Element data from apps and pages

────────────────

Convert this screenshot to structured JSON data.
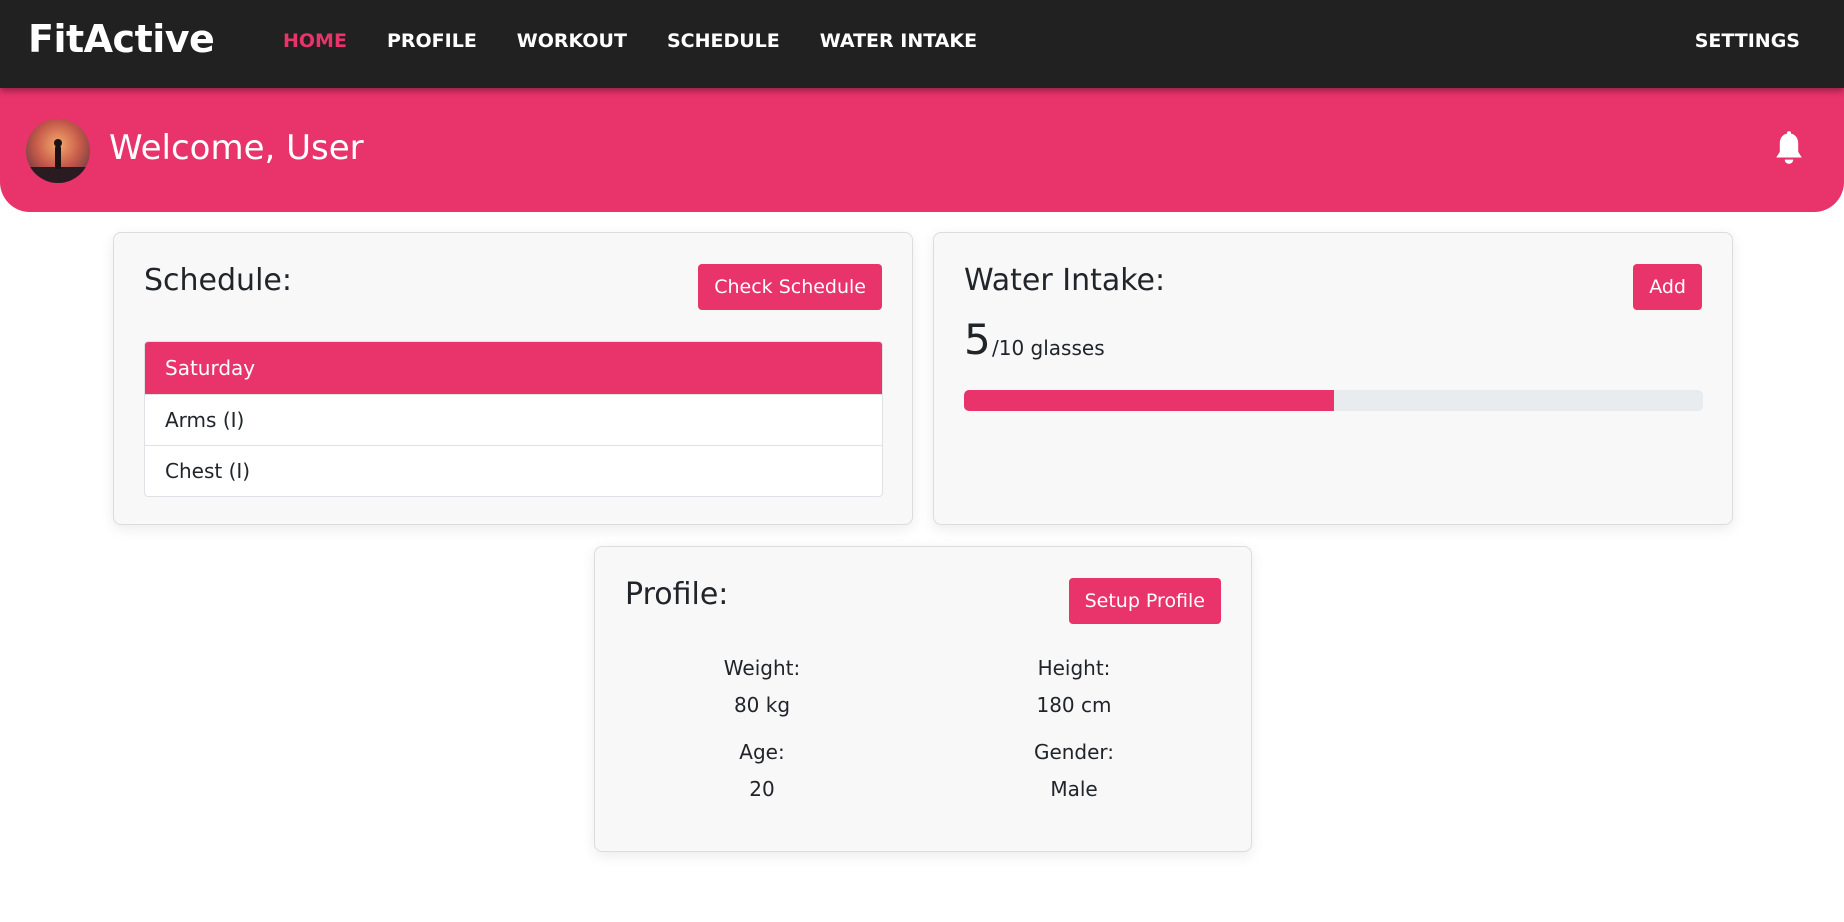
{
  "nav": {
    "brand": "FitActive",
    "links": [
      {
        "label": "HOME",
        "active": true
      },
      {
        "label": "PROFILE",
        "active": false
      },
      {
        "label": "WORKOUT",
        "active": false
      },
      {
        "label": "SCHEDULE",
        "active": false
      },
      {
        "label": "WATER INTAKE",
        "active": false
      }
    ],
    "settings": "SETTINGS"
  },
  "banner": {
    "welcome": "Welcome, User",
    "icons": {
      "avatar": "user-avatar",
      "notification": "bell-icon"
    }
  },
  "schedule": {
    "title": "Schedule:",
    "button": "Check Schedule",
    "day": "Saturday",
    "items": [
      "Arms (I)",
      "Chest (I)"
    ]
  },
  "water": {
    "title": "Water Intake:",
    "button": "Add",
    "current": "5",
    "total_label": "/10 glasses",
    "progress_fraction": 0.5
  },
  "profile": {
    "title": "Profile:",
    "button": "Setup Profile",
    "weight_label": "Weight:",
    "weight_value": "80 kg",
    "height_label": "Height:",
    "height_value": "180 cm",
    "age_label": "Age:",
    "age_value": "20",
    "gender_label": "Gender:",
    "gender_value": "Male"
  },
  "colors": {
    "accent": "#e8336b",
    "navbar": "#212121"
  }
}
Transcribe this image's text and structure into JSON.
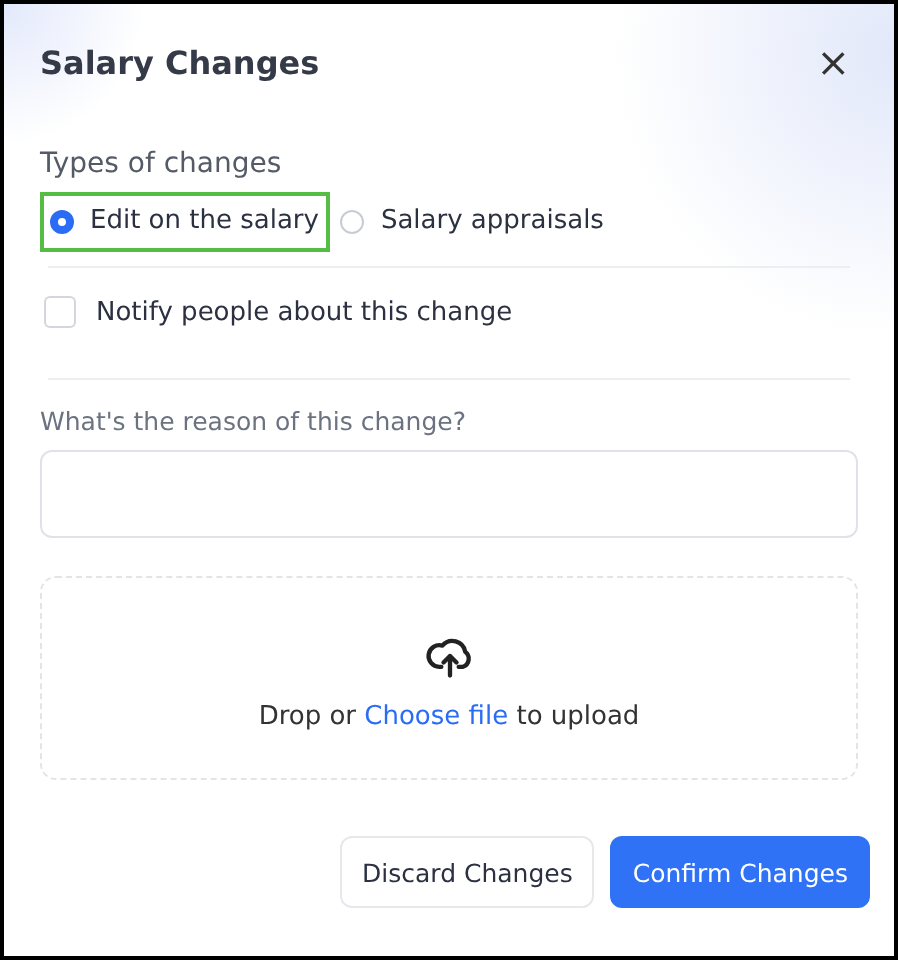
{
  "dialog": {
    "title": "Salary Changes",
    "close": "×"
  },
  "types": {
    "label": "Types of changes",
    "options": [
      {
        "label": "Edit on the salary",
        "selected": true,
        "highlighted": true
      },
      {
        "label": "Salary appraisals",
        "selected": false,
        "highlighted": false
      }
    ]
  },
  "notify": {
    "label": "Notify people about this change",
    "checked": false
  },
  "reason": {
    "label": "What's the reason of this change?"
  },
  "upload": {
    "before": "Drop or",
    "link": "Choose file",
    "after": "to upload"
  },
  "buttons": [
    {
      "label": "Discard Changes",
      "kind": "secondary"
    },
    {
      "label": "Confirm Changes",
      "kind": "primary"
    }
  ]
}
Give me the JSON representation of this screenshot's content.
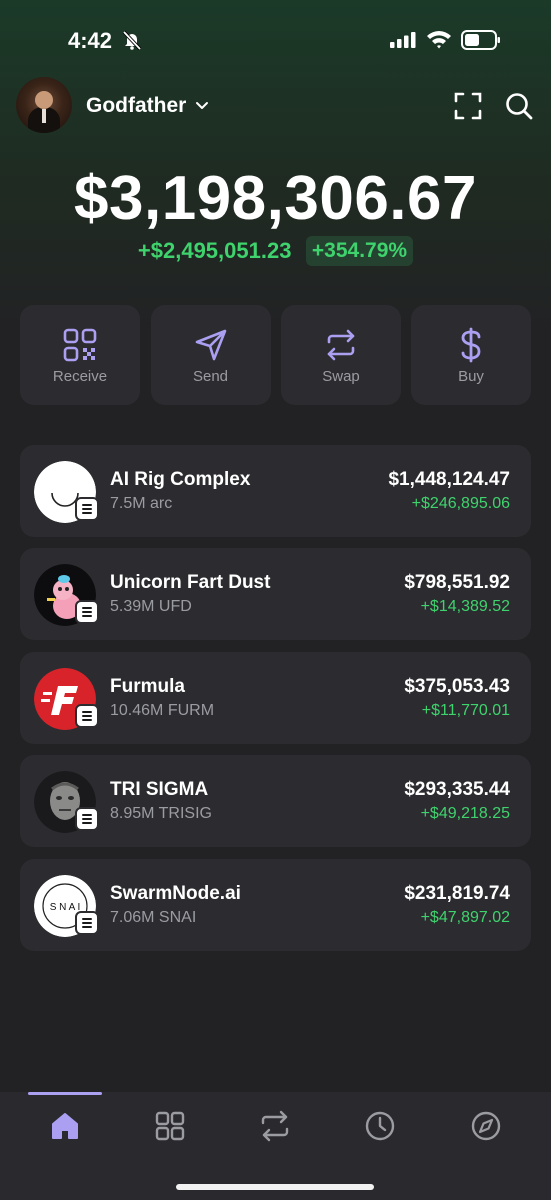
{
  "status_bar": {
    "time": "4:42"
  },
  "header": {
    "account_name": "Godfather"
  },
  "balance": {
    "total": "$3,198,306.67",
    "change_abs": "+$2,495,051.23",
    "change_pct": "+354.79%"
  },
  "actions": [
    {
      "label": "Receive",
      "icon": "qr-code-icon"
    },
    {
      "label": "Send",
      "icon": "send-icon"
    },
    {
      "label": "Swap",
      "icon": "swap-icon"
    },
    {
      "label": "Buy",
      "icon": "dollar-icon"
    }
  ],
  "tokens": [
    {
      "name": "AI Rig Complex",
      "amount": "7.5M arc",
      "value": "$1,448,124.47",
      "gain": "+$246,895.06"
    },
    {
      "name": "Unicorn Fart Dust",
      "amount": "5.39M UFD",
      "value": "$798,551.92",
      "gain": "+$14,389.52"
    },
    {
      "name": "Furmula",
      "amount": "10.46M FURM",
      "value": "$375,053.43",
      "gain": "+$11,770.01"
    },
    {
      "name": "TRI SIGMA",
      "amount": "8.95M TRISIG",
      "value": "$293,335.44",
      "gain": "+$49,218.25"
    },
    {
      "name": "SwarmNode.ai",
      "amount": "7.06M SNAI",
      "value": "$231,819.74",
      "gain": "+$47,897.02",
      "logo_text": "S N A I"
    }
  ],
  "bottom_nav": [
    {
      "icon": "home-icon",
      "active": true
    },
    {
      "icon": "collectibles-grid-icon",
      "active": false
    },
    {
      "icon": "swap-icon",
      "active": false
    },
    {
      "icon": "activity-clock-icon",
      "active": false
    },
    {
      "icon": "explore-compass-icon",
      "active": false
    }
  ],
  "colors": {
    "accent": "#ab9ff2",
    "positive": "#3fd36d",
    "card": "#2c2c30",
    "background": "#222224",
    "muted_text": "#9b9ba2"
  }
}
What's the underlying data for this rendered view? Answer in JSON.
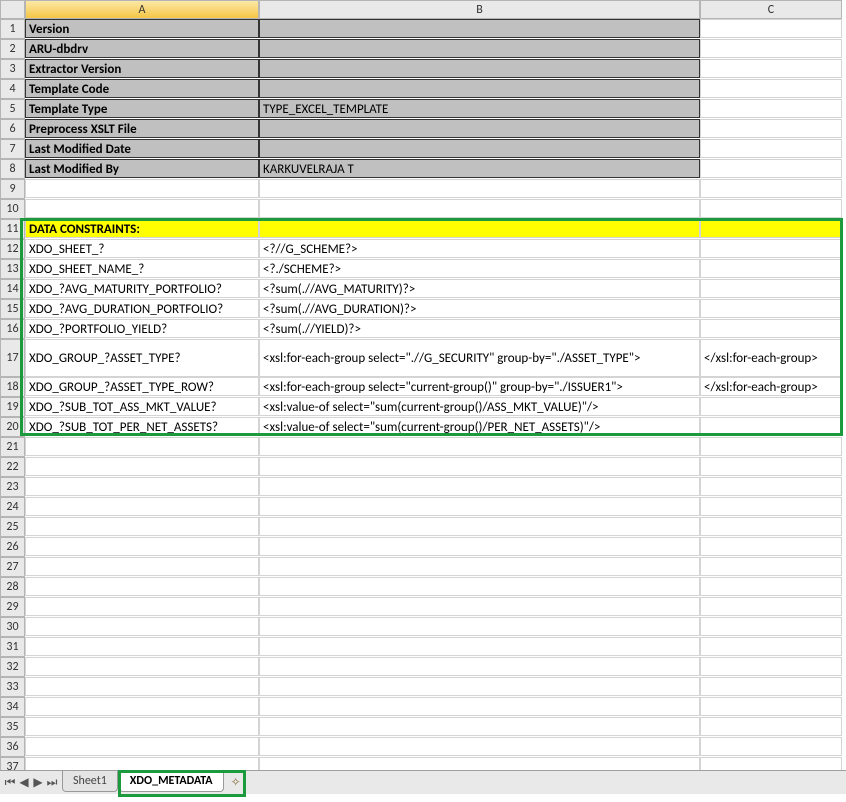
{
  "cols": [
    "A",
    "B",
    "C"
  ],
  "rowsMeta": [
    {
      "n": 1,
      "a": "Version",
      "b": "",
      "grey": true
    },
    {
      "n": 2,
      "a": "ARU-dbdrv",
      "b": "",
      "grey": true
    },
    {
      "n": 3,
      "a": "Extractor Version",
      "b": "",
      "grey": true
    },
    {
      "n": 4,
      "a": "Template Code",
      "b": "",
      "grey": true
    },
    {
      "n": 5,
      "a": "Template Type",
      "b": "TYPE_EXCEL_TEMPLATE",
      "grey": true
    },
    {
      "n": 6,
      "a": "Preprocess XSLT File",
      "b": "",
      "grey": true
    },
    {
      "n": 7,
      "a": "Last Modified Date",
      "b": "",
      "grey": true
    },
    {
      "n": 8,
      "a": "Last Modified By",
      "b": "KARKUVELRAJA T",
      "grey": true
    }
  ],
  "blankRows1": [
    9,
    10
  ],
  "constraintHeader": {
    "n": 11,
    "a": "DATA CONSTRAINTS:"
  },
  "constraints": [
    {
      "n": 12,
      "a": "XDO_SHEET_?",
      "b": "<?//G_SCHEME?>",
      "c": ""
    },
    {
      "n": 13,
      "a": "XDO_SHEET_NAME_?",
      "b": "<?./SCHEME?>",
      "c": ""
    },
    {
      "n": 14,
      "a": "XDO_?AVG_MATURITY_PORTFOLIO?",
      "b": "<?sum(.//AVG_MATURITY)?>",
      "c": ""
    },
    {
      "n": 15,
      "a": "XDO_?AVG_DURATION_PORTFOLIO?",
      "b": "<?sum(.//AVG_DURATION)?>",
      "c": ""
    },
    {
      "n": 16,
      "a": "XDO_?PORTFOLIO_YIELD?",
      "b": "<?sum(.//YIELD)?>",
      "c": ""
    }
  ],
  "constraints2": [
    {
      "n": 17,
      "a": "XDO_GROUP_?ASSET_TYPE?",
      "b": "<xsl:for-each-group select=\".//G_SECURITY\" group-by=\"./ASSET_TYPE\">",
      "c": "</xsl:for-each-group>",
      "tall": true
    },
    {
      "n": 18,
      "a": "XDO_GROUP_?ASSET_TYPE_ROW?",
      "b": "<xsl:for-each-group select=\"current-group()\" group-by=\"./ISSUER1\">",
      "c": "</xsl:for-each-group>"
    },
    {
      "n": 19,
      "a": "XDO_?SUB_TOT_ASS_MKT_VALUE?",
      "b": "<xsl:value-of select=\"sum(current-group()/ASS_MKT_VALUE)\"/>",
      "c": ""
    },
    {
      "n": 20,
      "a": "XDO_?SUB_TOT_PER_NET_ASSETS?",
      "b": "<xsl:value-of select=\"sum(current-group()/PER_NET_ASSETS)\"/>",
      "c": ""
    }
  ],
  "blankRows2": [
    21,
    22,
    23,
    24,
    25,
    26,
    27,
    28,
    29,
    30,
    31,
    32,
    33,
    34,
    35,
    36,
    37
  ],
  "tabs": {
    "sheet1": "Sheet1",
    "active": "XDO_METADATA"
  },
  "nav": {
    "first": "⏮",
    "prev": "◀",
    "next": "▶",
    "last": "⏭"
  }
}
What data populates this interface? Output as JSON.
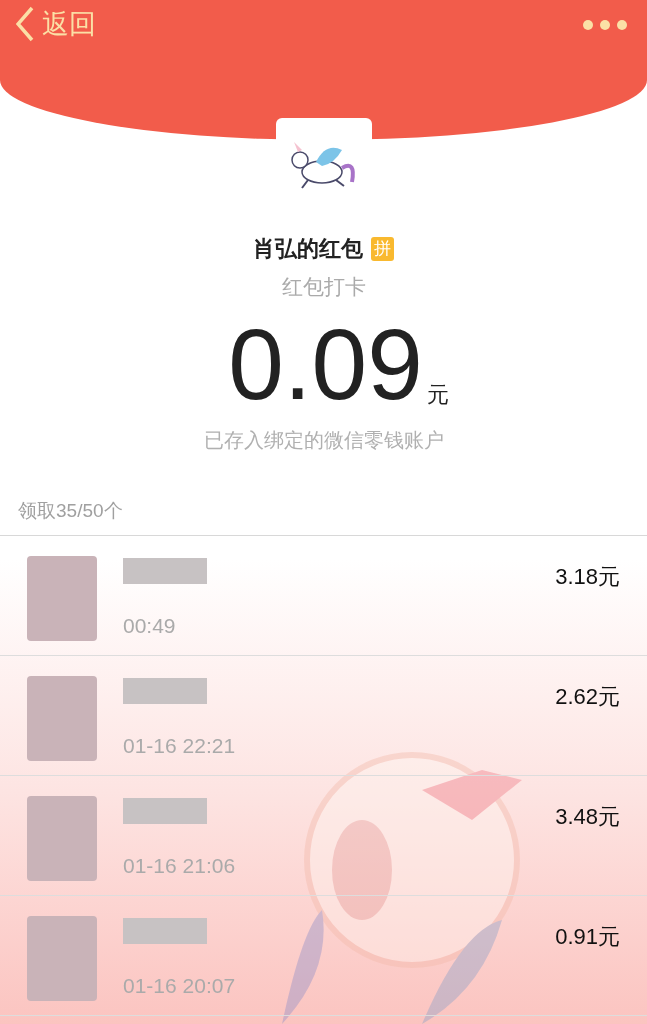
{
  "nav": {
    "back_label": "返回"
  },
  "sender": {
    "title": "肖弘的红包",
    "badge": "拼",
    "wish": "红包打卡"
  },
  "amount": {
    "value": "0.09",
    "unit": "元"
  },
  "note": "已存入绑定的微信零钱账户",
  "summary": "领取35/50个",
  "receivers": [
    {
      "time": "00:49",
      "amount": "3.18元"
    },
    {
      "time": "01-16 22:21",
      "amount": "2.62元"
    },
    {
      "time": "01-16 21:06",
      "amount": "3.48元"
    },
    {
      "time": "01-16 20:07",
      "amount": "0.91元"
    }
  ]
}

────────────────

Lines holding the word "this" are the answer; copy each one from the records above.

Written response —
Convert this screenshot to structured JSON data.
Transcribe this image's text and structure into JSON.
    "label": "Notify people about this change",
    "label": "What's the reason of this change?"
Give me the JSON representation of this screenshot's content.
What's the underlying data for this rendered view? Answer in JSON.
What data populates this interface? Output as JSON.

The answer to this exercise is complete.